  10. If you do not increase the residential offering then there are only a very limited number of vehicles that could potentially be added during rush hour (and even then, the total number of vehicles will not change). And if that increase is due to people driving to the REM station, isn't that what we are trying to achieve in the first place? Get those cars off the highway altogether and have those people take public transit into the city. Nobody that presently leaves their car at home to get to work is going to decide to drive all the way to work because their is less congestion between their house and the highway. They will use it to get to the REM and that's it. I think the point that people are missing here is that this is a public transit access in the suburbs. I fully endorse prioritising bus and bike access but you can't do that by completely denying car access. How stupid is it that a parent that wants to drop off their child at the train station on their way to work will have to do a major detour on ultra-congested streets just to get there?

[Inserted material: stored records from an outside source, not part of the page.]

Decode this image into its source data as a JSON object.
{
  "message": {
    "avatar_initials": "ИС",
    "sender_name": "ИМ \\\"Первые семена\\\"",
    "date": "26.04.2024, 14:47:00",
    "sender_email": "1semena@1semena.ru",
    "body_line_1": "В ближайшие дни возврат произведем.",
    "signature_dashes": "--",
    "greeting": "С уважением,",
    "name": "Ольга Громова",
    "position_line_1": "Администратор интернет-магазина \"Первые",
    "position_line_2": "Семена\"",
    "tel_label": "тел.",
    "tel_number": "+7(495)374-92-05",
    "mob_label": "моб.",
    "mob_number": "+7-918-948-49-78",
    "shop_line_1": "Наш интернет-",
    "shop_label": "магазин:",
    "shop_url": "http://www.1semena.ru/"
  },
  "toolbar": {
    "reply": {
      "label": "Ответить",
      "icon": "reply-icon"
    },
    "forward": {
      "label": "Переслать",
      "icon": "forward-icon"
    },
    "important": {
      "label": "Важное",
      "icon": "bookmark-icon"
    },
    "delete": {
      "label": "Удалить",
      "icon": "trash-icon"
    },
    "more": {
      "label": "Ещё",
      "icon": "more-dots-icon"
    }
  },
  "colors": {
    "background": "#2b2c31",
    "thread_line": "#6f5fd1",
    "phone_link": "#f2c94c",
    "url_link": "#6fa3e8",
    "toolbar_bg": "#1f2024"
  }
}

  11. No, there aren't new cars being added to the road network, it would simply split the traffic between St-Charles and the new boulevard. Right now St-Charles is overcapacity... by a lot. As I mentioned earlier, this boulevard is necessary to alleviate the current traffic situation, not for any future growth. PS Reserved bus and bike lanes would be an absolute must
  12. ^^ Unless you've lived in the area, you cannot truly understand the existing circulation problems. It's very, very bad. The urban boulevard isn't needed for the potential future development of Cap Nature but rather the current residents in the area. The fact that this decision was taken without even consulting the mayor of Pierrefonds is so backwards and sneaky.
  13. 2000 parking spots eliminated... the park and ride is being highly discouraged. What I'm saying is there will be no net increase in the amount of cars. Whether they're going to the REM station, Beaconsfield train station or somewhere else, those cars will be on the road network regardless.
  14. This project isn't for the people of Kirkland, much less the people of Sainte-Anne-de-Bellevue. It doesn't affect their lives in any way if it never gets built. This project is for the residents of Pierrefonds-Roxboro that live through traffic hell on a daily basis. Now they are finally getting a viable public transit solution, but we are impeding their access to get to it. It honestly does not make any sense. As for the Cap Nature project, I could care less whether it gets built or not; but that is not what we are talking about here. When electors voted for Helene Dupont and Justine McIntyre in the last election, the urban boulevard project was already on the table and seemed to have wind in its sails. Just because people were against Cap Nature, doesn't mean they are against the new boulevard. Ce n'est pas un projet abordable, ni rentable pour la STM (à moins que les bus passent aux 25 minutes comme c'est le cas présentement).